Output:

Date | Revenue | SevenDayMovingAvg |
---|---|---|

2023-01-01 | 100 | 100.00 |

2023-01-02 | 150 | 125.00 |

2023-01-03 | 200 | 150.00 |

2023-01-04 | 120 | 142.50 |

In this query, the `ROWS BETWEEN 6 PRECEDING AND CURRENT ROW`

clause specifies that the calculation window will include the previous 6 days and the current day, thus calculating the 7-day moving average.

## Conclusion
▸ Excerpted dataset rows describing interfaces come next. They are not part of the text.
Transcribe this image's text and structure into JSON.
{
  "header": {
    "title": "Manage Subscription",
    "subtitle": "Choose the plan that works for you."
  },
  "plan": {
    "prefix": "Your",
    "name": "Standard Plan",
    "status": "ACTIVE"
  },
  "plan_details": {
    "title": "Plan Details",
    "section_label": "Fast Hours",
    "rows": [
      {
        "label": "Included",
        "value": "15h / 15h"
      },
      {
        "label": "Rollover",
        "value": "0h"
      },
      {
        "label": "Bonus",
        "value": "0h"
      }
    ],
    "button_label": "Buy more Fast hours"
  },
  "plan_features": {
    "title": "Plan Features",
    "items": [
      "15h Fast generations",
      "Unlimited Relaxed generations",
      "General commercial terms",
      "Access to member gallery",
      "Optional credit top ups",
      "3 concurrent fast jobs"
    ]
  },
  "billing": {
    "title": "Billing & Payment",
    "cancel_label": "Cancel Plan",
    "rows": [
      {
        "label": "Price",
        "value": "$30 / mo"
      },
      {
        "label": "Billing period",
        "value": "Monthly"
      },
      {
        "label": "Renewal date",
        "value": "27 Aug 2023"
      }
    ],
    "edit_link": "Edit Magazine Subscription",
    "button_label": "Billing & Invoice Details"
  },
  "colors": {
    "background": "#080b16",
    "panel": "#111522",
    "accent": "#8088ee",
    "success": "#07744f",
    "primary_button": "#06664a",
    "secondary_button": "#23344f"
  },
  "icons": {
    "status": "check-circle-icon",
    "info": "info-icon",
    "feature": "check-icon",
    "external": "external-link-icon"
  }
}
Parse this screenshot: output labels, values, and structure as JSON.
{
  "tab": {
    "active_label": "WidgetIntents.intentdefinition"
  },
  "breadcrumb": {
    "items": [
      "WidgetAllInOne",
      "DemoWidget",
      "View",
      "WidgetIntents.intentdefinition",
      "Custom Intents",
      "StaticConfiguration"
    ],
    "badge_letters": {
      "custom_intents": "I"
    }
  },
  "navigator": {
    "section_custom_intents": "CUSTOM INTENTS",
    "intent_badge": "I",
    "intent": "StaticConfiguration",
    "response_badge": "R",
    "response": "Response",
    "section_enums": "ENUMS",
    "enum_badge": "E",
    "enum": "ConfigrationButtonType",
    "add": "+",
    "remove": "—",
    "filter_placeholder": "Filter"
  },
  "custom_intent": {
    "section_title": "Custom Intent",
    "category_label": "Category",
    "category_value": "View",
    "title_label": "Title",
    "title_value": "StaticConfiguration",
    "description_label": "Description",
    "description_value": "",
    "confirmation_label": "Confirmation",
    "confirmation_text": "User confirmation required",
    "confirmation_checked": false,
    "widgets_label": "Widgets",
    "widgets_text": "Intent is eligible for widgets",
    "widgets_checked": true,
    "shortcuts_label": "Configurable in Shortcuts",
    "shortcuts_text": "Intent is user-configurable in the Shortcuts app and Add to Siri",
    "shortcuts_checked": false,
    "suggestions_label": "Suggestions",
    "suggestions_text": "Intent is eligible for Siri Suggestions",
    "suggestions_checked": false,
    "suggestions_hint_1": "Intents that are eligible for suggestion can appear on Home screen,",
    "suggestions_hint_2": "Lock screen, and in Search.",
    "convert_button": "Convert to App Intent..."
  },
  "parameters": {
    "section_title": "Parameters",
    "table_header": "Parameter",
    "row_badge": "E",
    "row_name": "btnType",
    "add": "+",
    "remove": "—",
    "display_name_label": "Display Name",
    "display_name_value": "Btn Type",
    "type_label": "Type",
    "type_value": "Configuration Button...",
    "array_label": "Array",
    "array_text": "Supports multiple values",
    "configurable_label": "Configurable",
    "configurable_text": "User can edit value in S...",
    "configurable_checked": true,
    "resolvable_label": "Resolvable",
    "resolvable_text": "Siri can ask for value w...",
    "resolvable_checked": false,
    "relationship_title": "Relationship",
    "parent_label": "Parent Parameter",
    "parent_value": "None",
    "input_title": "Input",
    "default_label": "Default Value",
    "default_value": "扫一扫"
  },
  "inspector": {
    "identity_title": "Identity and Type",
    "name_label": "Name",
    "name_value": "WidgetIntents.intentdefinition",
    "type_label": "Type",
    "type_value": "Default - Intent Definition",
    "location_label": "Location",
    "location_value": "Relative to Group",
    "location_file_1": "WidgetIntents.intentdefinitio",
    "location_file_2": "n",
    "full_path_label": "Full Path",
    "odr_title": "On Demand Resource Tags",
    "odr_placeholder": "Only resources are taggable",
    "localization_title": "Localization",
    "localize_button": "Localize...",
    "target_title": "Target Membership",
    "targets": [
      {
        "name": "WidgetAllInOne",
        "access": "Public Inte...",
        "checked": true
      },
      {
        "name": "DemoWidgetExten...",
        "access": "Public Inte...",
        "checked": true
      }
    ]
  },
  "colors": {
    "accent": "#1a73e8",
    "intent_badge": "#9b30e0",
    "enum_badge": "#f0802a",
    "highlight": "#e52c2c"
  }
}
Window functions in SQL are an essential tool for manipulating and analyzing data effectively. By understanding these functions and applying them in real-world situations, data science students can enhance their data manipulation skills and extract valuable insights. We hope this article has provided a solid understanding of window functions and how to apply them in your own work.